## Problem details
Nothing but a number belongs in the answer: how many lines of the records below contain the string "ميزة".

[[ Data open ]]

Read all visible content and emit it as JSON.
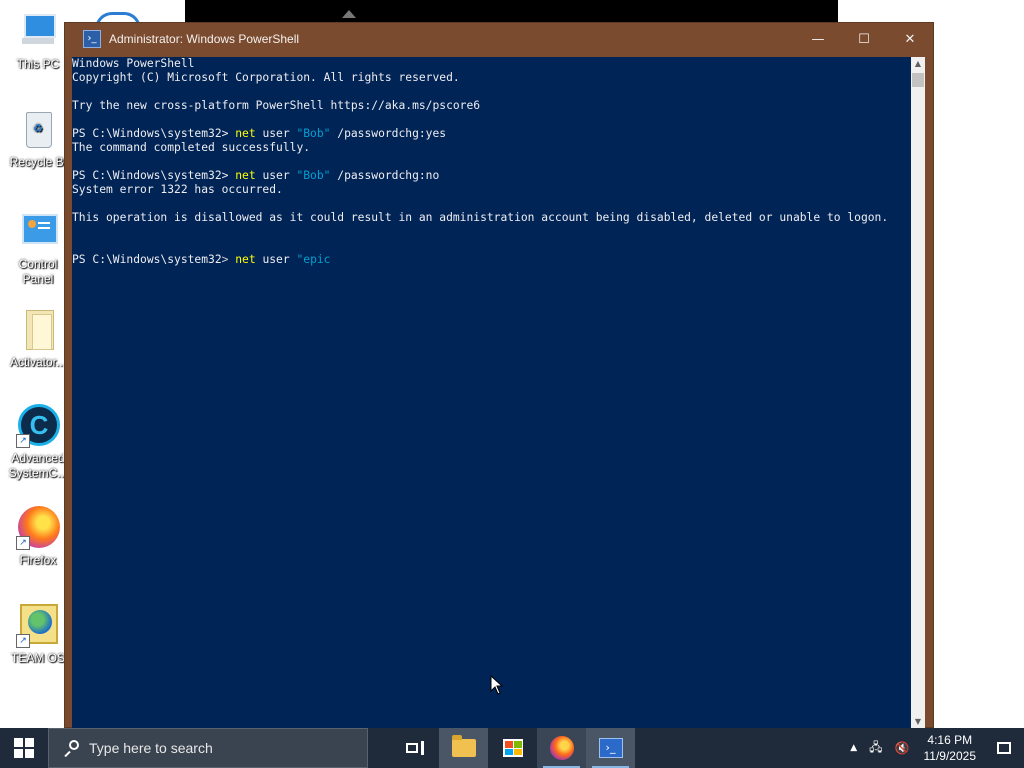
{
  "desktop": {
    "icons": [
      {
        "label": "This PC",
        "icon": "this-pc-icon"
      },
      {
        "label": "Recycle Bi",
        "icon": "recycle-bin-icon"
      },
      {
        "label": "Control Panel",
        "icon": "control-panel-icon"
      },
      {
        "label": "Activator...",
        "icon": "folder-icon"
      },
      {
        "label": "Advanced SystemC...",
        "icon": "advanced-systemcare-icon"
      },
      {
        "label": "Firefox",
        "icon": "firefox-icon"
      },
      {
        "label": "TEAM OS",
        "icon": "team-os-icon"
      }
    ]
  },
  "window": {
    "title": "Administrator: Windows PowerShell",
    "min": "—",
    "max": "☐",
    "close": "✕"
  },
  "console": {
    "l1": "Windows PowerShell",
    "l2": "Copyright (C) Microsoft Corporation. All rights reserved.",
    "l3": "Try the new cross-platform PowerShell https://aka.ms/pscore6",
    "p1_prompt": "PS C:\\Windows\\system32> ",
    "p1_cmd": "net",
    "p1_mid": " user ",
    "p1_str": "\"Bob\"",
    "p1_arg": " /passwordchg:yes",
    "r1": "The command completed successfully.",
    "p2_prompt": "PS C:\\Windows\\system32> ",
    "p2_cmd": "net",
    "p2_mid": " user ",
    "p2_str": "\"Bob\"",
    "p2_arg": " /passwordchg:no",
    "r2a": "System error 1322 has occurred.",
    "r2b": "This operation is disallowed as it could result in an administration account being disabled, deleted or unable to logon.",
    "p3_prompt": "PS C:\\Windows\\system32",
    "p3_gt": "> ",
    "p3_cmd": "net",
    "p3_mid": " user ",
    "p3_str": "\"epic"
  },
  "taskbar": {
    "search_placeholder": "Type here to search",
    "time": "4:16 PM",
    "date": "11/9/2025",
    "tray_up": "▲",
    "network": "🖧",
    "volume": "🔇"
  }
}
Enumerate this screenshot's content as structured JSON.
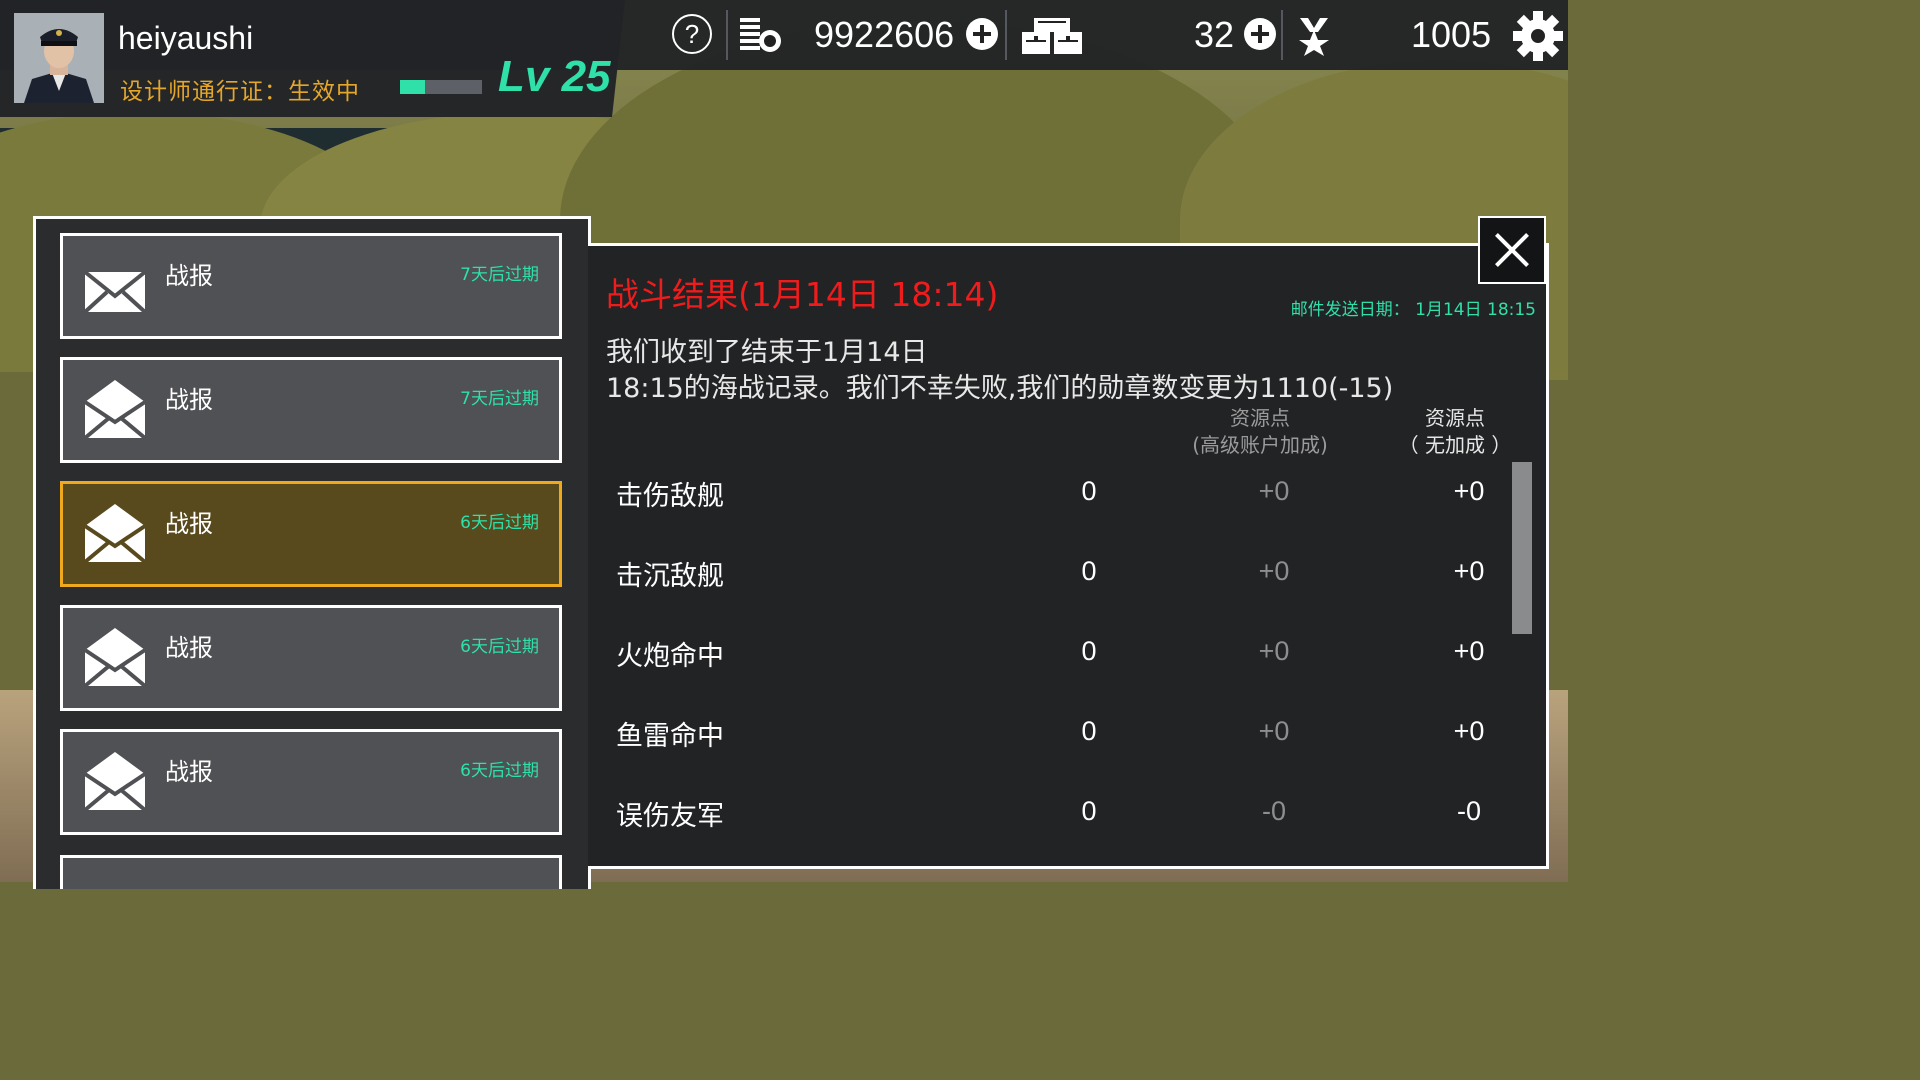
{
  "header": {
    "username": "heiyaushi",
    "pass_status": "设计师通行证：生效中",
    "level": "Lv 25",
    "xp_fraction": 0.3,
    "gold": "9922606",
    "crates": "32",
    "medals": "1005"
  },
  "mail_list": [
    {
      "title": "战报",
      "expire": "7天后过期",
      "read": false,
      "selected": false
    },
    {
      "title": "战报",
      "expire": "7天后过期",
      "read": true,
      "selected": false
    },
    {
      "title": "战报",
      "expire": "6天后过期",
      "read": true,
      "selected": true
    },
    {
      "title": "战报",
      "expire": "6天后过期",
      "read": true,
      "selected": false
    },
    {
      "title": "战报",
      "expire": "6天后过期",
      "read": true,
      "selected": false
    }
  ],
  "detail": {
    "title": "战斗结果(1月14日 18:14)",
    "send_date": "邮件发送日期： 1月14日 18:15",
    "message_line1": "我们收到了结束于1月14日",
    "message_line2": "18:15的海战记录。我们不幸失败,我们的勋章数变更为1110(-15)",
    "col_premium_line1": "资源点",
    "col_premium_line2": "(高级账户加成)",
    "col_base_line1": "资源点",
    "col_base_line2": "（ 无加成 ）",
    "rows": [
      {
        "label": "击伤敌舰",
        "count": "0",
        "premium": "+0",
        "base": "+0"
      },
      {
        "label": "击沉敌舰",
        "count": "0",
        "premium": "+0",
        "base": "+0"
      },
      {
        "label": "火炮命中",
        "count": "0",
        "premium": "+0",
        "base": "+0"
      },
      {
        "label": "鱼雷命中",
        "count": "0",
        "premium": "+0",
        "base": "+0"
      },
      {
        "label": "误伤友军",
        "count": "0",
        "premium": "-0",
        "base": "-0"
      }
    ]
  },
  "colors": {
    "accent_green": "#2fe0a9",
    "pass_gold": "#e5a62c",
    "title_red": "#ee1c1c",
    "selected_border": "#f0a81d"
  },
  "icons": {
    "help": "?",
    "gold": "coin-stack-icon",
    "crate": "crate-icon",
    "medal": "medal-icon",
    "settings": "gear-icon",
    "close": "close-icon",
    "mail_unread": "envelope-closed-icon",
    "mail_read": "envelope-open-icon"
  }
}
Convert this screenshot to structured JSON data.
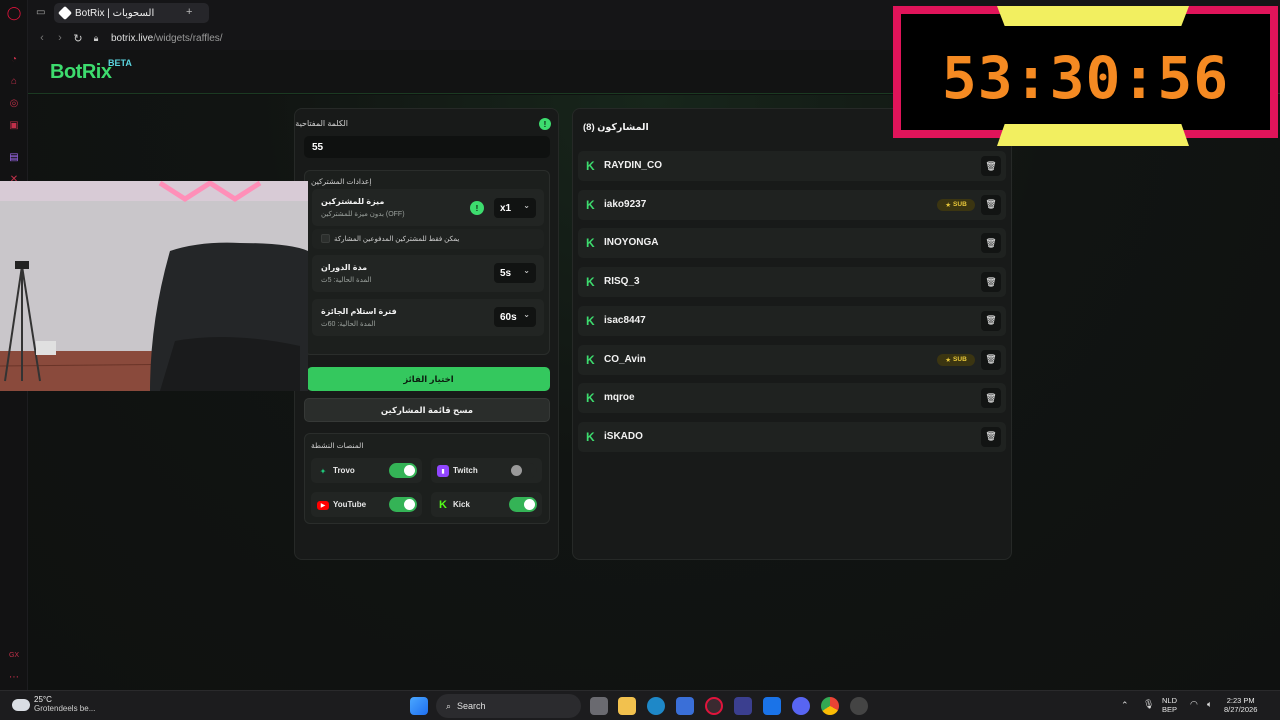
{
  "browser": {
    "tab_title": "BotRix | السحوبات",
    "new_tab": "+",
    "url_host": "botrix.live",
    "url_path": "/widgets/raffles/"
  },
  "app": {
    "logo": "BotRix",
    "beta": "BETA"
  },
  "left_panel": {
    "keyword_label": "الكلمة المفتاحية",
    "info_glyph": "!",
    "keyword_value": "55",
    "participant_settings_title": "إعدادات المشتركين",
    "subscriber_bonus": {
      "title": "ميزة للمشتركين",
      "subtitle": "بدون ميزة للمشتركين (OFF)",
      "value": "x1"
    },
    "only_subs_label": "يمكن فقط للمشتركين المدفوعين المشاركة",
    "spin_duration": {
      "title": "مدة الدوران",
      "subtitle": "المدة الحالية: 5ث",
      "value": "5s"
    },
    "claim_period": {
      "title": "فترة استلام الجائزة",
      "subtitle": "المدة الحالية: 60ث",
      "value": "60s"
    },
    "pick_winner_label": "اختيار الفائز",
    "clear_list_label": "مسح قائمة المشاركين",
    "active_platforms_title": "المنصات النشطة",
    "platforms": [
      {
        "name": "Trovo",
        "enabled": true,
        "color": "#1fc77a"
      },
      {
        "name": "Twitch",
        "enabled": false,
        "color": "#9146ff"
      },
      {
        "name": "YouTube",
        "enabled": true,
        "color": "#ff0000"
      },
      {
        "name": "Kick",
        "enabled": true,
        "color": "#53fc18"
      }
    ]
  },
  "right_panel": {
    "title": "المشاركون (8)",
    "sub_badge": "SUB",
    "participants": [
      {
        "name": "RAYDIN_CO",
        "sub": false
      },
      {
        "name": "iako9237",
        "sub": true
      },
      {
        "name": "INOYONGA",
        "sub": false
      },
      {
        "name": "RISQ_3",
        "sub": false
      },
      {
        "name": "isac8447",
        "sub": false
      },
      {
        "name": "CO_Avin",
        "sub": true
      },
      {
        "name": "mqroe",
        "sub": false
      },
      {
        "name": "iSKADO",
        "sub": false
      }
    ]
  },
  "timer": {
    "display": "53:30:56",
    "color": "#f58a22",
    "frame_color": "#e0145a",
    "accent": "#f2ef60"
  },
  "taskbar": {
    "temperature": "25°C",
    "condition": "Grotendeels be...",
    "search_label": "Search",
    "language": "NLD",
    "keyboard": "BEP",
    "time": "2:23 PM",
    "date": "8/27/2026"
  },
  "colors": {
    "accent_green": "#3ddc6e",
    "panel_bg": "#181a19"
  }
}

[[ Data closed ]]

## Answer space
2